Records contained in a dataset
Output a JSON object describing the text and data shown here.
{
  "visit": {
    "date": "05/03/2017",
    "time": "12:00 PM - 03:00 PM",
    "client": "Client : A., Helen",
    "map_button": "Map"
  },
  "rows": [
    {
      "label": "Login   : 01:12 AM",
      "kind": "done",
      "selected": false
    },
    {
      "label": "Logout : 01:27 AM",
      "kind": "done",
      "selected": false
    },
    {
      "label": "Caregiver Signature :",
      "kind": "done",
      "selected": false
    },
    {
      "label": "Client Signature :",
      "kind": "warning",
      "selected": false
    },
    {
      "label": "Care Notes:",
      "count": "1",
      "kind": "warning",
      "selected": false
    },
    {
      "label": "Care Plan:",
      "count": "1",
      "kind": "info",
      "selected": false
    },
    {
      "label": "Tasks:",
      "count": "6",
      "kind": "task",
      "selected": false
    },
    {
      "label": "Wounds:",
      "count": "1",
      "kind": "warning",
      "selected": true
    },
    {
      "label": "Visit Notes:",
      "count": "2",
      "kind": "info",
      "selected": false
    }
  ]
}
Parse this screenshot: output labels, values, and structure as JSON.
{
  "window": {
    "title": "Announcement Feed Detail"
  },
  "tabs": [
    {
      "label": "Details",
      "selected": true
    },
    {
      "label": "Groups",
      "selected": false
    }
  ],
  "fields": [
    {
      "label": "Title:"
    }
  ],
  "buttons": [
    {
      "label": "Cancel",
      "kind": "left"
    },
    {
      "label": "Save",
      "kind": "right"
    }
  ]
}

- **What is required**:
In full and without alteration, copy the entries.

- **Answer for this exercise**:
Output a JSON object describing the text and data shown here.
{
  "visit": {
    "date": "05/03/2017",
    "time": "12:00 PM - 03:00 PM",
    "client": "Client : A., Helen",
    "map_button": "Map"
  },
  "rows": [
    {
      "label": "Login   : 01:12 AM",
      "kind": "done",
      "selected": false
    },
    {
      "label": "Logout : 01:27 AM",
      "kind": "done",
      "selected": false
    },
    {
      "label": "Caregiver Signature :",
      "kind": "done",
      "selected": false
    },
    {
      "label": "Client Signature :",
      "kind": "warning",
      "selected": false
    },
    {
      "label": "Care Notes:",
      "count": "1",
      "kind": "warning",
      "selected": false
    },
    {
      "label": "Care Plan:",
      "count": "1",
      "kind": "info",
      "selected": false
    },
    {
      "label": "Tasks:",
      "count": "6",
      "kind": "task",
      "selected": false
    },
    {
      "label": "Wounds:",
      "count": "1",
      "kind": "warning",
      "selected": true
    },
    {
      "label": "Visit Notes:",
      "count": "2",
      "kind": "info",
      "selected": false
    }
  ]
}
Parse this screenshot: output labels, values, and structure as JSON.
{
  "window": {
    "title": "Announcement Feed Detail"
  },
  "tabs": [
    {
      "label": "Details",
      "selected": true
    },
    {
      "label": "Groups",
      "selected": false
    }
  ],
  "fields": [
    {
      "label": "Title:"
    }
  ],
  "buttons": [
    {
      "label": "Cancel",
      "kind": "left"
    },
    {
      "label": "Save",
      "kind": "right"
    }
  ]
}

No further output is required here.